%%
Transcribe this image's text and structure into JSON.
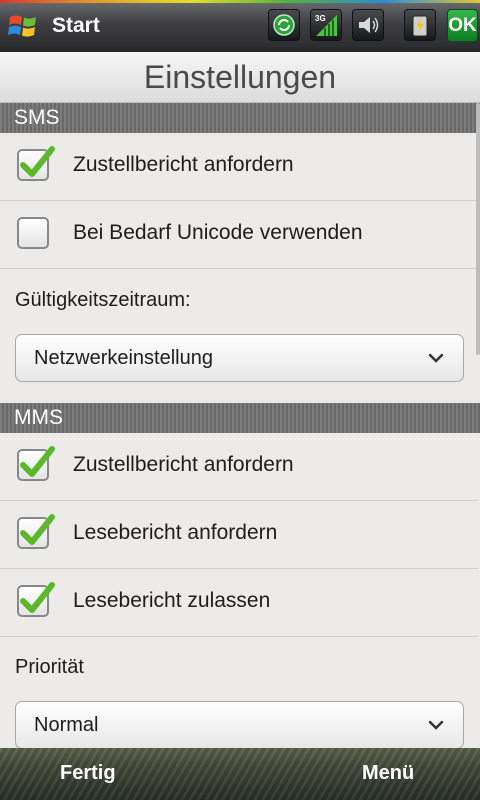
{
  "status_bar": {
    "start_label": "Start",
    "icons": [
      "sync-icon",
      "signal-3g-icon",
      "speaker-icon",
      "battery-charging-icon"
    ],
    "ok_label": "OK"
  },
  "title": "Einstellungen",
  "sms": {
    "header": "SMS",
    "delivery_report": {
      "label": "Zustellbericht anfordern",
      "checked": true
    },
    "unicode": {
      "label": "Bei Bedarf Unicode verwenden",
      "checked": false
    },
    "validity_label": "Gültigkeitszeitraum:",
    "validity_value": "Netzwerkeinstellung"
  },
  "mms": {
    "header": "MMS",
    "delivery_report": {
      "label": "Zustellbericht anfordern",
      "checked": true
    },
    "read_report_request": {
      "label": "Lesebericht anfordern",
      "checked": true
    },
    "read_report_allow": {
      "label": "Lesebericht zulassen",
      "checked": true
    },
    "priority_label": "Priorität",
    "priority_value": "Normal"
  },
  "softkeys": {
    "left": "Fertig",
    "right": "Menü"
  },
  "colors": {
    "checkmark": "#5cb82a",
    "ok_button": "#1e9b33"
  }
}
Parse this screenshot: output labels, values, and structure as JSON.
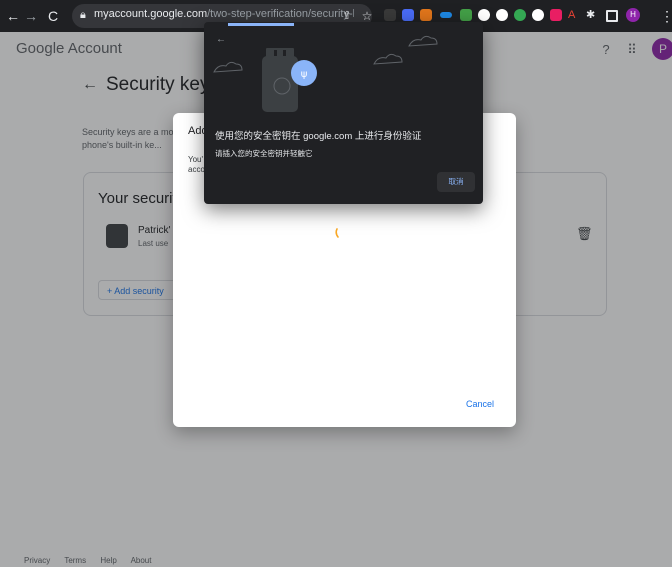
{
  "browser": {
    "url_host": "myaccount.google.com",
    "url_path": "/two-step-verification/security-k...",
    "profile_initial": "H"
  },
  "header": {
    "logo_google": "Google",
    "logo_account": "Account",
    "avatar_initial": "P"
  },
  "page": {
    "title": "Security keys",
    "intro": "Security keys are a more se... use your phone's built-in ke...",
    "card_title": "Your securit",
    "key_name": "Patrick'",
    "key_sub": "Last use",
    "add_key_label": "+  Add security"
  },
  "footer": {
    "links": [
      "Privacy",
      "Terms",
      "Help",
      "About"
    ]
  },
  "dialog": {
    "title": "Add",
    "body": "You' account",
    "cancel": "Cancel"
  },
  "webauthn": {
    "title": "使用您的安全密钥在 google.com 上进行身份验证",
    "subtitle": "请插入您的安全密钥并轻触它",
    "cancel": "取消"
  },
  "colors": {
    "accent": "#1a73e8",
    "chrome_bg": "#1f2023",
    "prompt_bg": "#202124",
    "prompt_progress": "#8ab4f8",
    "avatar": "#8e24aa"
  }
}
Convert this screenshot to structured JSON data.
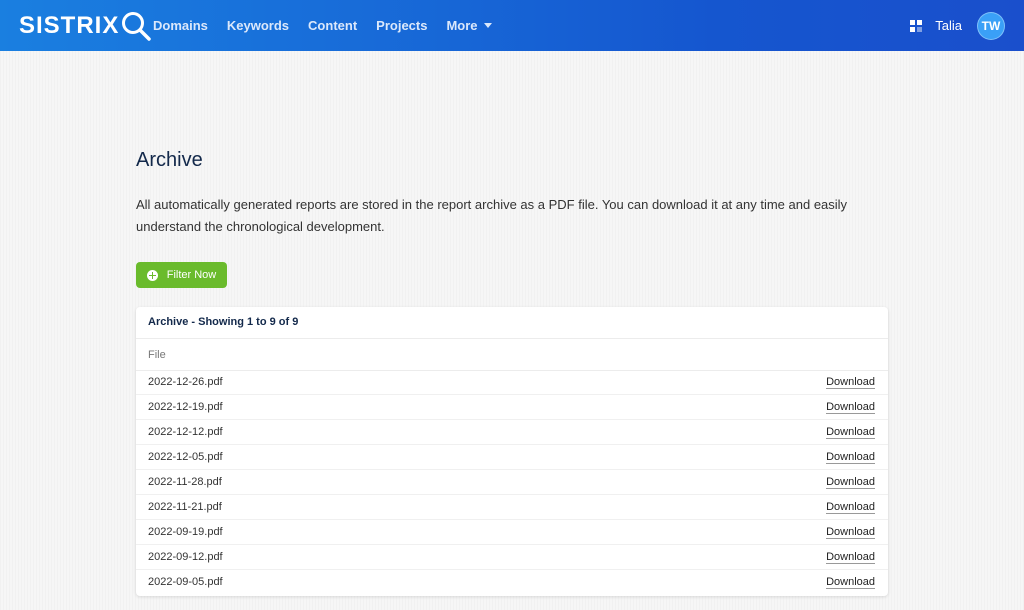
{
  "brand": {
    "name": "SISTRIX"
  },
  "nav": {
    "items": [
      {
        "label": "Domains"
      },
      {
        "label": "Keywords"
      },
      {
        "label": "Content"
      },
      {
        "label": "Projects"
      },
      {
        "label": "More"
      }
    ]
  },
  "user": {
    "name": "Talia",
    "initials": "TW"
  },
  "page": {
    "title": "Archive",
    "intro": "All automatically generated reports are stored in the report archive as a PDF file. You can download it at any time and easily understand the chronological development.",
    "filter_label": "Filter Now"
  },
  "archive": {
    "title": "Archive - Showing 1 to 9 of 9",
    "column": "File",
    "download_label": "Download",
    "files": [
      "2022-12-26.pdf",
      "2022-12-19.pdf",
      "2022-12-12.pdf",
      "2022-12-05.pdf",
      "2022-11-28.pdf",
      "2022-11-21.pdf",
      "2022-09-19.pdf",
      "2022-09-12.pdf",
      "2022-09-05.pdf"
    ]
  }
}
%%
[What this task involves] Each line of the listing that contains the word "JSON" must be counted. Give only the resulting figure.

[Exercise answer] 3